> _Instructions to follow_:
Reproduce the listing below precisely, leaving every line intact.

> _Dataset extract_:
○ ○ ○ ○ ○ ○ ○

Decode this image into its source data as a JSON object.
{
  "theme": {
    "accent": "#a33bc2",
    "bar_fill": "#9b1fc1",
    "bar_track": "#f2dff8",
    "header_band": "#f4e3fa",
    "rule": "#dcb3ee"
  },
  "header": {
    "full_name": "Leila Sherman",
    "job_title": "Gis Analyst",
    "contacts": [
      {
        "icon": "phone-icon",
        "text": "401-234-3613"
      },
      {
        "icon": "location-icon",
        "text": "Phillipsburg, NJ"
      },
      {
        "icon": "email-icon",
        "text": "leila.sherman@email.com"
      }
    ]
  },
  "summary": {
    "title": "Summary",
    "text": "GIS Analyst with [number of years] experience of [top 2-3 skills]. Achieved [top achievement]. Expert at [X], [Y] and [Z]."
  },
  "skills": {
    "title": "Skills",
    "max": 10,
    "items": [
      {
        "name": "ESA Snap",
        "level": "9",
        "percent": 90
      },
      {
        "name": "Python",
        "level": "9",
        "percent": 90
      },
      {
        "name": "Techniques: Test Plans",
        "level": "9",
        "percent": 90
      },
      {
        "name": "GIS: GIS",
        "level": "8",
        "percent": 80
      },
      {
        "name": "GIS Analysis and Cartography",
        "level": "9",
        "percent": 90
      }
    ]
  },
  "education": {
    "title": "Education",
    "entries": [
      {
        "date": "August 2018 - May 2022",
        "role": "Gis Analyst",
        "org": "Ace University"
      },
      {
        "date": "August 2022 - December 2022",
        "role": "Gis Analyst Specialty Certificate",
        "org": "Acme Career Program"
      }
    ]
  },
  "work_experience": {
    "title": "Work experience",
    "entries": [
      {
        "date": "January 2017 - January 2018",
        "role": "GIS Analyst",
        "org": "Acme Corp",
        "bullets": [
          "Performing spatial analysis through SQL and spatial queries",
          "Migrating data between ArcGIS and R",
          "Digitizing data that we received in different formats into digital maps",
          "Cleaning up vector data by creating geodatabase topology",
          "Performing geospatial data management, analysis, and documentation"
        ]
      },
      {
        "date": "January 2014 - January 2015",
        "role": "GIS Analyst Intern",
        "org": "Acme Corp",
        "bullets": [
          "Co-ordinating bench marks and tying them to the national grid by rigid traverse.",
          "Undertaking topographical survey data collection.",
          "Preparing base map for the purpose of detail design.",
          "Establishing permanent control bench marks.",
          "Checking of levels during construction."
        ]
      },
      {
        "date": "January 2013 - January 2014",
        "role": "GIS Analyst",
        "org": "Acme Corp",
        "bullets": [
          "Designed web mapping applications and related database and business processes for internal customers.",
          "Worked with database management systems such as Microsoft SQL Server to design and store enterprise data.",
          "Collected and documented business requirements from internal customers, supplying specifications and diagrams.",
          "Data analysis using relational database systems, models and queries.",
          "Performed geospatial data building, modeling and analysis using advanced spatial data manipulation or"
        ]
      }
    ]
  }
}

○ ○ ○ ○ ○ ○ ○

> _Response to this exercise_:
Decode this image into its source data as a JSON object.
{
  "theme": {
    "accent": "#a33bc2",
    "bar_fill": "#9b1fc1",
    "bar_track": "#f2dff8",
    "header_band": "#f4e3fa",
    "rule": "#dcb3ee"
  },
  "header": {
    "full_name": "Leila Sherman",
    "job_title": "Gis Analyst",
    "contacts": [
      {
        "icon": "phone-icon",
        "text": "401-234-3613"
      },
      {
        "icon": "location-icon",
        "text": "Phillipsburg, NJ"
      },
      {
        "icon": "email-icon",
        "text": "leila.sherman@email.com"
      }
    ]
  },
  "summary": {
    "title": "Summary",
    "text": "GIS Analyst with [number of years] experience of [top 2-3 skills]. Achieved [top achievement]. Expert at [X], [Y] and [Z]."
  },
  "skills": {
    "title": "Skills",
    "max": 10,
    "items": [
      {
        "name": "ESA Snap",
        "level": "9",
        "percent": 90
      },
      {
        "name": "Python",
        "level": "9",
        "percent": 90
      },
      {
        "name": "Techniques: Test Plans",
        "level": "9",
        "percent": 90
      },
      {
        "name": "GIS: GIS",
        "level": "8",
        "percent": 80
      },
      {
        "name": "GIS Analysis and Cartography",
        "level": "9",
        "percent": 90
      }
    ]
  },
  "education": {
    "title": "Education",
    "entries": [
      {
        "date": "August 2018 - May 2022",
        "role": "Gis Analyst",
        "org": "Ace University"
      },
      {
        "date": "August 2022 - December 2022",
        "role": "Gis Analyst Specialty Certificate",
        "org": "Acme Career Program"
      }
    ]
  },
  "work_experience": {
    "title": "Work experience",
    "entries": [
      {
        "date": "January 2017 - January 2018",
        "role": "GIS Analyst",
        "org": "Acme Corp",
        "bullets": [
          "Performing spatial analysis through SQL and spatial queries",
          "Migrating data between ArcGIS and R",
          "Digitizing data that we received in different formats into digital maps",
          "Cleaning up vector data by creating geodatabase topology",
          "Performing geospatial data management, analysis, and documentation"
        ]
      },
      {
        "date": "January 2014 - January 2015",
        "role": "GIS Analyst Intern",
        "org": "Acme Corp",
        "bullets": [
          "Co-ordinating bench marks and tying them to the national grid by rigid traverse.",
          "Undertaking topographical survey data collection.",
          "Preparing base map for the purpose of detail design.",
          "Establishing permanent control bench marks.",
          "Checking of levels during construction."
        ]
      },
      {
        "date": "January 2013 - January 2014",
        "role": "GIS Analyst",
        "org": "Acme Corp",
        "bullets": [
          "Designed web mapping applications and related database and business processes for internal customers.",
          "Worked with database management systems such as Microsoft SQL Server to design and store enterprise data.",
          "Collected and documented business requirements from internal customers, supplying specifications and diagrams.",
          "Data analysis using relational database systems, models and queries.",
          "Performed geospatial data building, modeling and analysis using advanced spatial data manipulation or"
        ]
      }
    ]
  }
}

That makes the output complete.